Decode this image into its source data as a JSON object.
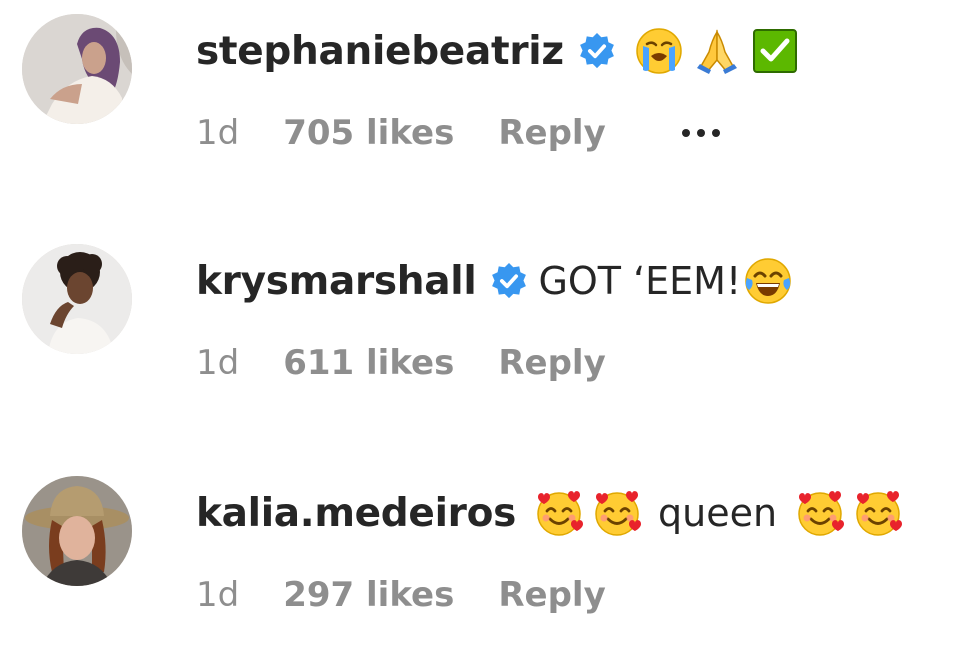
{
  "comments": [
    {
      "username": "stephaniebeatriz",
      "verified": true,
      "text": "",
      "emojis_before": [
        "loudly-crying-face",
        "folded-hands",
        "check-mark-button"
      ],
      "emojis_after": [],
      "time": "1d",
      "likes": "705 likes",
      "reply": "Reply",
      "has_more_menu": true
    },
    {
      "username": "krysmarshall",
      "verified": true,
      "text": "GOT ‘EEM!",
      "emojis_after": [
        "face-with-tears-of-joy"
      ],
      "time": "1d",
      "likes": "611 likes",
      "reply": "Reply"
    },
    {
      "username": "kalia.medeiros",
      "verified": false,
      "text": "queen",
      "emojis_before": [
        "smiling-face-with-hearts",
        "smiling-face-with-hearts"
      ],
      "emojis_after": [
        "smiling-face-with-hearts",
        "smiling-face-with-hearts"
      ],
      "time": "1d",
      "likes": "297 likes",
      "reply": "Reply"
    }
  ],
  "colors": {
    "text": "#262626",
    "meta": "#8e8e8e",
    "verified": "#3897f0"
  }
}
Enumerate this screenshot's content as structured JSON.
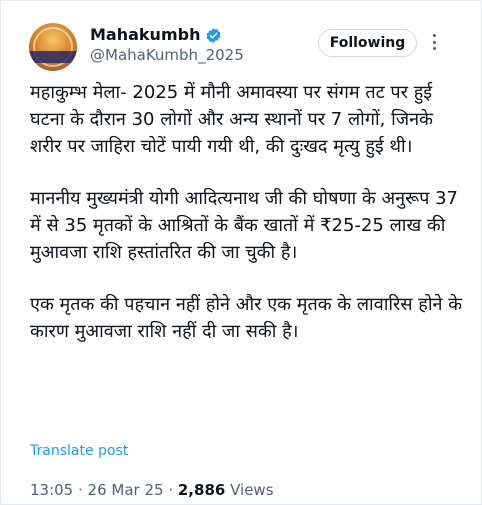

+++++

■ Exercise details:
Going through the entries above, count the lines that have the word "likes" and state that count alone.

■ Solved exercise:
3